University of Sydney, NSW
“Risky substance use, depression, suicide and anxiety frequently co-occur, share common risk factors, and interact.”
Associate Professor Tim Slade is Director of Biostatistics and Epidemiology at the Matilda Centre for Research in Substance Use and Mental Health, University of Sydney and Program Lead, Biostatistics for the NHMRC Centre of Research Excellence for Prevention of Mental Illness and Substance Misuse (PREMISE).
His research program in psychiatric epidemiology aims to improve our understanding of the prevalence, correlates and diagnostic validity of mental and substance use disorders with the aim of informing the next generation of prevention and early intervention responses.
Substance use and mental disorders are the leading causes of disease burden among young people. These disorders often start on the cusp of young adulthood and once established have an insidious course that disrupts functioning across a range of educational, occupational, social and relationship domains.
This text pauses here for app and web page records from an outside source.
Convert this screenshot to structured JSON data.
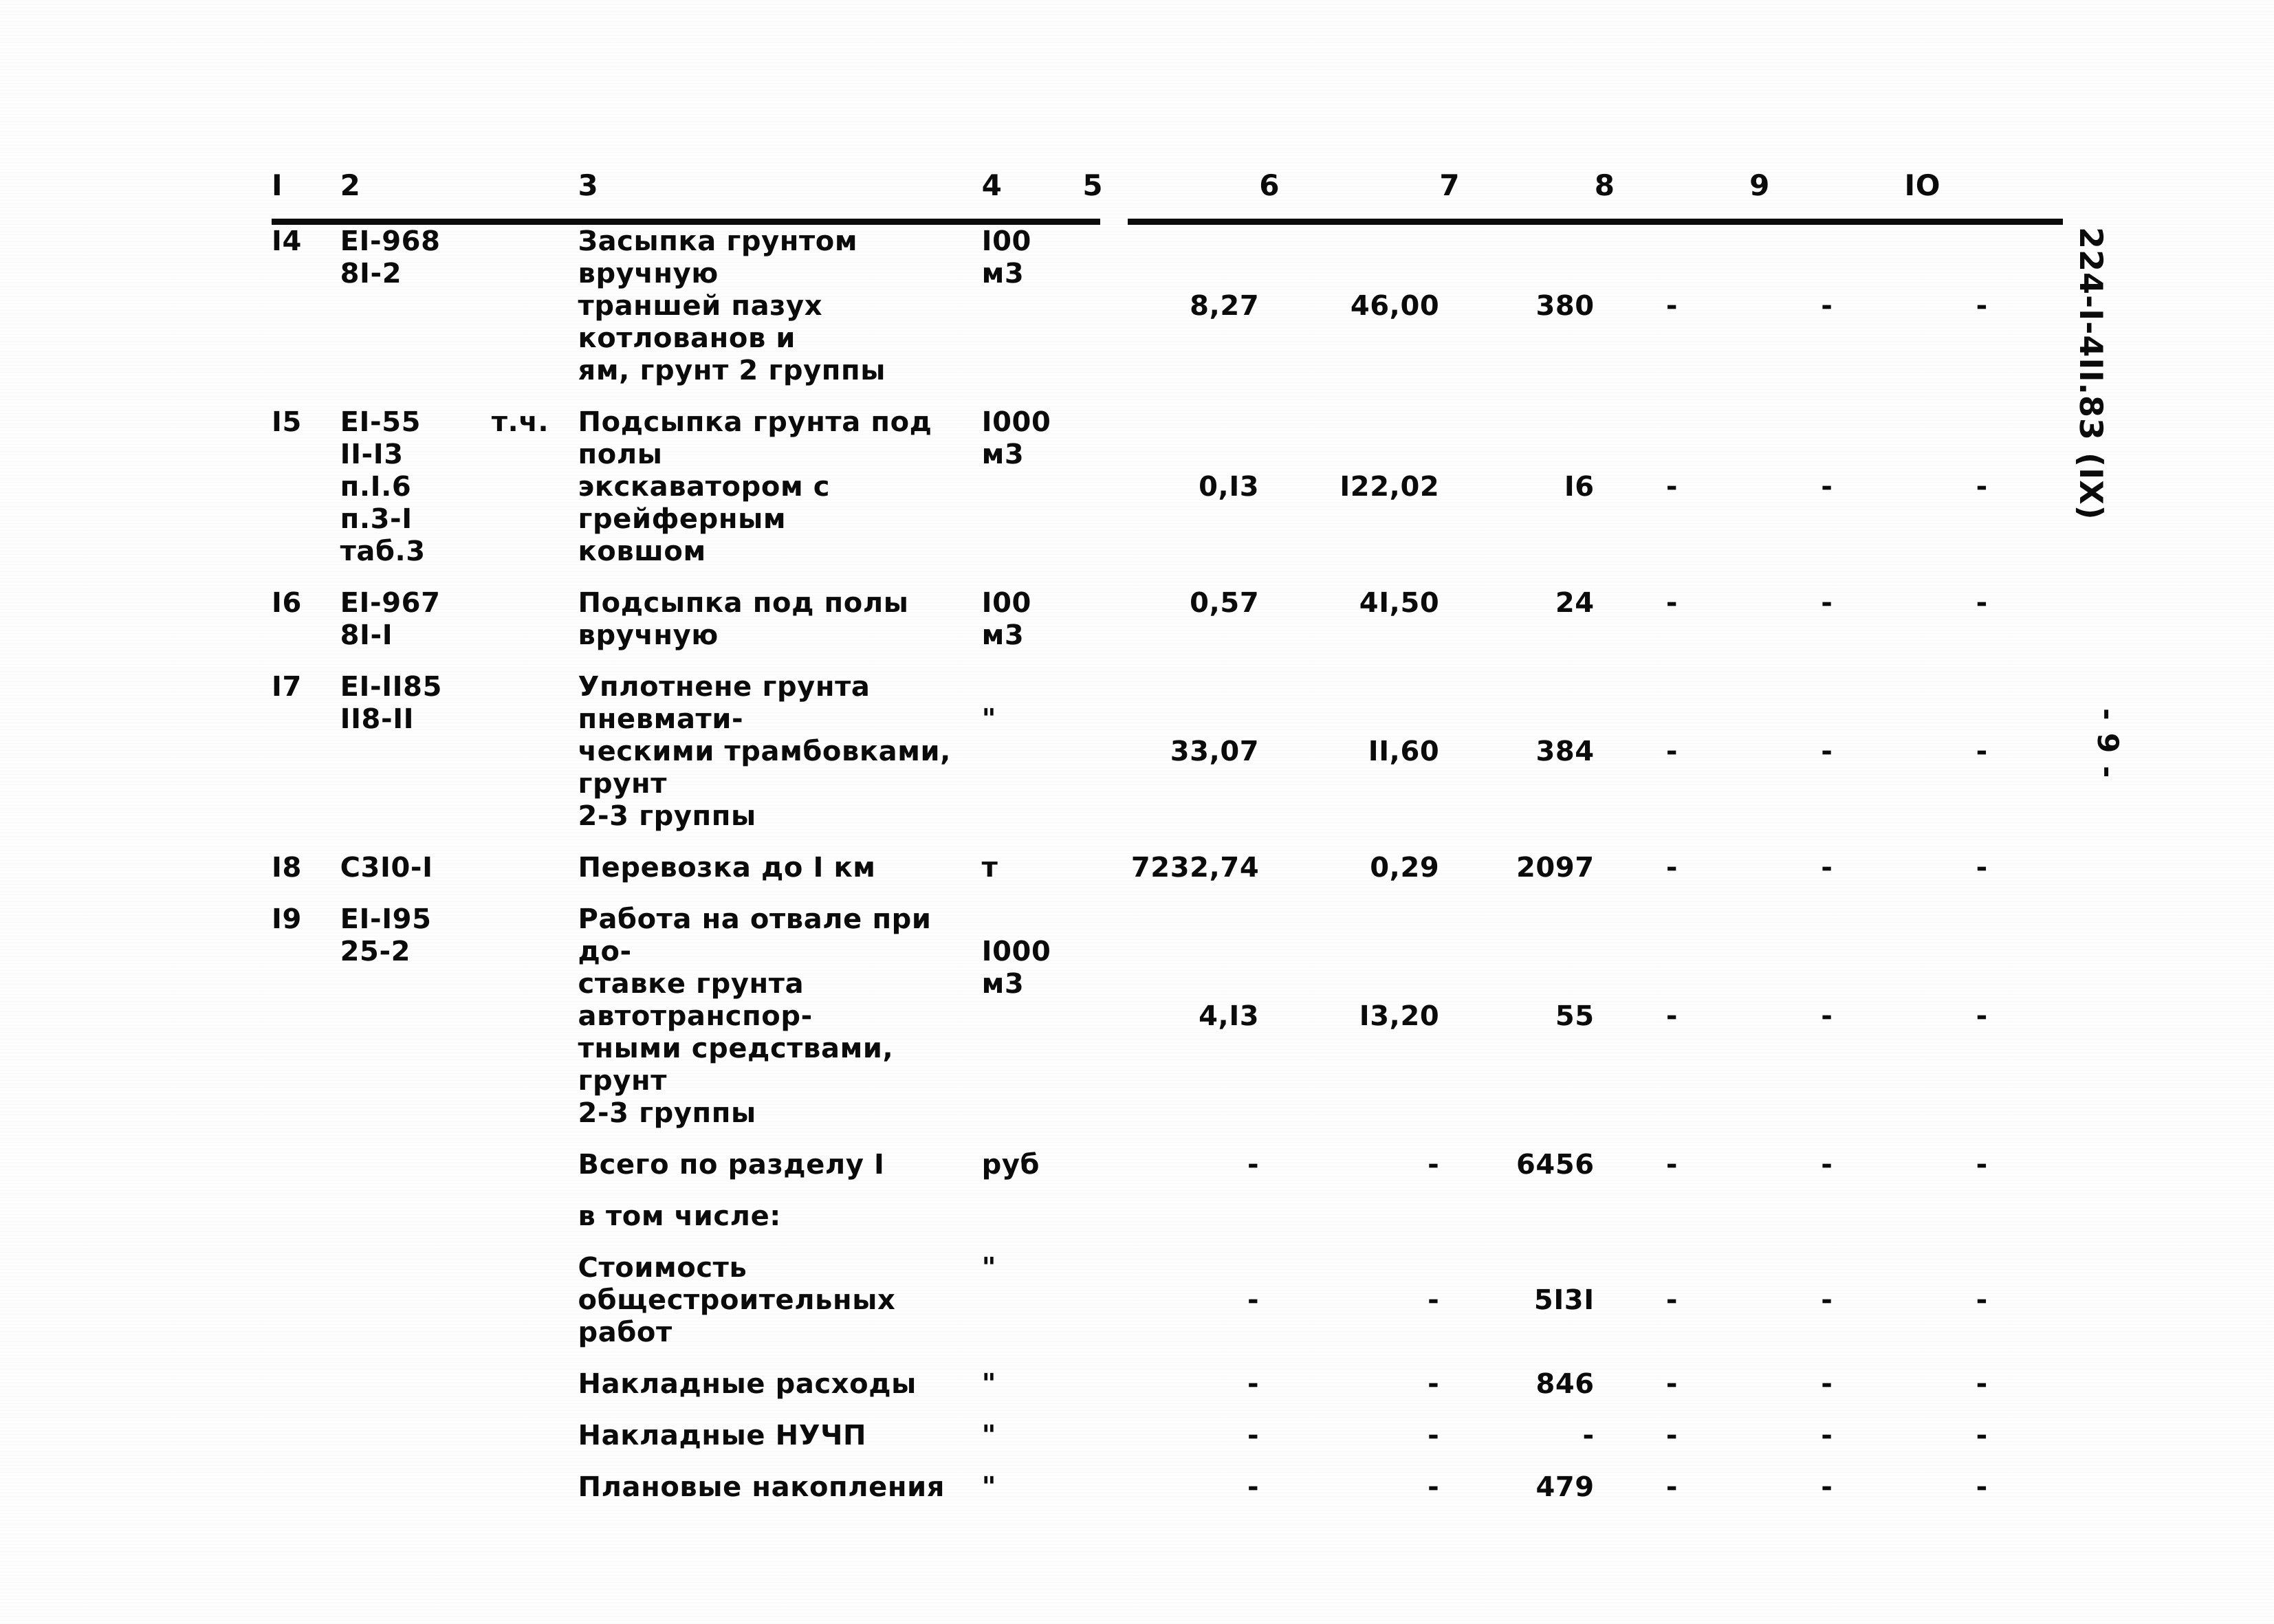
{
  "document": {
    "code_stamp": "224-I-4II.83 (IX)",
    "page_number": "- 9 -"
  },
  "table": {
    "column_headers": [
      "I",
      "2",
      "3",
      "4",
      "5",
      "6",
      "7",
      "8",
      "9",
      "IO"
    ],
    "rows": [
      {
        "num": "I4",
        "code": "EI-968\n8I-2",
        "note": "",
        "desc": "Засыпка грунтом вручную\nтраншей пазух котлованов и\nям, грунт 2 группы",
        "unit": "I00\nм3",
        "c5": "8,27",
        "c6": "46,00",
        "c7": "380",
        "c8": "-",
        "c9": "-",
        "c10": "-"
      },
      {
        "num": "I5",
        "code": "EI-55\nII-I3\nп.I.6\nп.3-I\nтаб.3",
        "note": "т.ч.",
        "desc": "Подсыпка грунта под полы\nэкскаватором с грейферным\nковшом",
        "unit": "I000\nм3",
        "c5": "0,I3",
        "c6": "I22,02",
        "c7": "I6",
        "c8": "-",
        "c9": "-",
        "c10": "-"
      },
      {
        "num": "I6",
        "code": "EI-967\n8I-I",
        "note": "",
        "desc": "Подсыпка под полы вручную",
        "unit": "I00\nм3",
        "c5": "0,57",
        "c6": "4I,50",
        "c7": "24",
        "c8": "-",
        "c9": "-",
        "c10": "-"
      },
      {
        "num": "I7",
        "code": "EI-II85\nII8-II",
        "note": "",
        "desc": "Уплотнене грунта пневмати-\nческими трамбовками, грунт\n2-3 группы",
        "unit": "\"",
        "c5": "33,07",
        "c6": "II,60",
        "c7": "384",
        "c8": "-",
        "c9": "-",
        "c10": "-"
      },
      {
        "num": "I8",
        "code": "C3I0-I",
        "note": "",
        "desc": "Перевозка до I км",
        "unit": "т",
        "c5": "7232,74",
        "c6": "0,29",
        "c7": "2097",
        "c8": "-",
        "c9": "-",
        "c10": "-"
      },
      {
        "num": "I9",
        "code": "EI-I95\n25-2",
        "note": "",
        "desc": "Работа на отвале при до-\nставке грунта автотранспор-\nтными средствами, грунт\n2-3 группы",
        "unit": "I000\nм3",
        "c5": "4,I3",
        "c6": "I3,20",
        "c7": "55",
        "c8": "-",
        "c9": "-",
        "c10": "-"
      },
      {
        "num": "",
        "code": "",
        "note": "",
        "desc": "Всего по разделу I",
        "unit": "руб",
        "c5": "-",
        "c6": "-",
        "c7": "6456",
        "c8": "-",
        "c9": "-",
        "c10": "-"
      },
      {
        "num": "",
        "code": "",
        "note": "",
        "desc": "в том числе:",
        "unit": "",
        "c5": "",
        "c6": "",
        "c7": "",
        "c8": "",
        "c9": "",
        "c10": ""
      },
      {
        "num": "",
        "code": "",
        "note": "",
        "desc": "Стоимость общестроительных\nработ",
        "unit": "\"",
        "c5": "-",
        "c6": "-",
        "c7": "5I3I",
        "c8": "-",
        "c9": "-",
        "c10": "-"
      },
      {
        "num": "",
        "code": "",
        "note": "",
        "desc": "Накладные расходы",
        "unit": "\"",
        "c5": "-",
        "c6": "-",
        "c7": "846",
        "c8": "-",
        "c9": "-",
        "c10": "-"
      },
      {
        "num": "",
        "code": "",
        "note": "",
        "desc": "Накладные НУЧП",
        "unit": "\"",
        "c5": "-",
        "c6": "-",
        "c7": "-",
        "c8": "-",
        "c9": "-",
        "c10": "-"
      },
      {
        "num": "",
        "code": "",
        "note": "",
        "desc": "Плановые накопления",
        "unit": "\"",
        "c5": "-",
        "c6": "-",
        "c7": "479",
        "c8": "-",
        "c9": "-",
        "c10": "-"
      }
    ]
  }
}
The epidemiological landscape of mental and substance use disorders has seen major shifts over the last 10-15 years. Recent cohort changes around the globe have provided evidence for increases in mental health problems in adolescence alongside decreases in rates of substance use calling for a better understanding of these complex developmental relationships to inform the next generation of prevention efforts.
Our research group has amassed a unique collection of large-scale data sets (N=18,648) containing longitudinal data spanning over 7 years across adolescence on a wide range of potential predictors of substance use and mental health problems. Employing modern causal statistical methods, this project will identify risk and protective factors that increase or decreases the chances of developing substance use and mental health problems over the critical adolescent period.
Co-Investigators: A/Professor Nicola Newton, A/Professor Cath Chapman, Dr Matthew Sunderland and Professor Maree Teesson.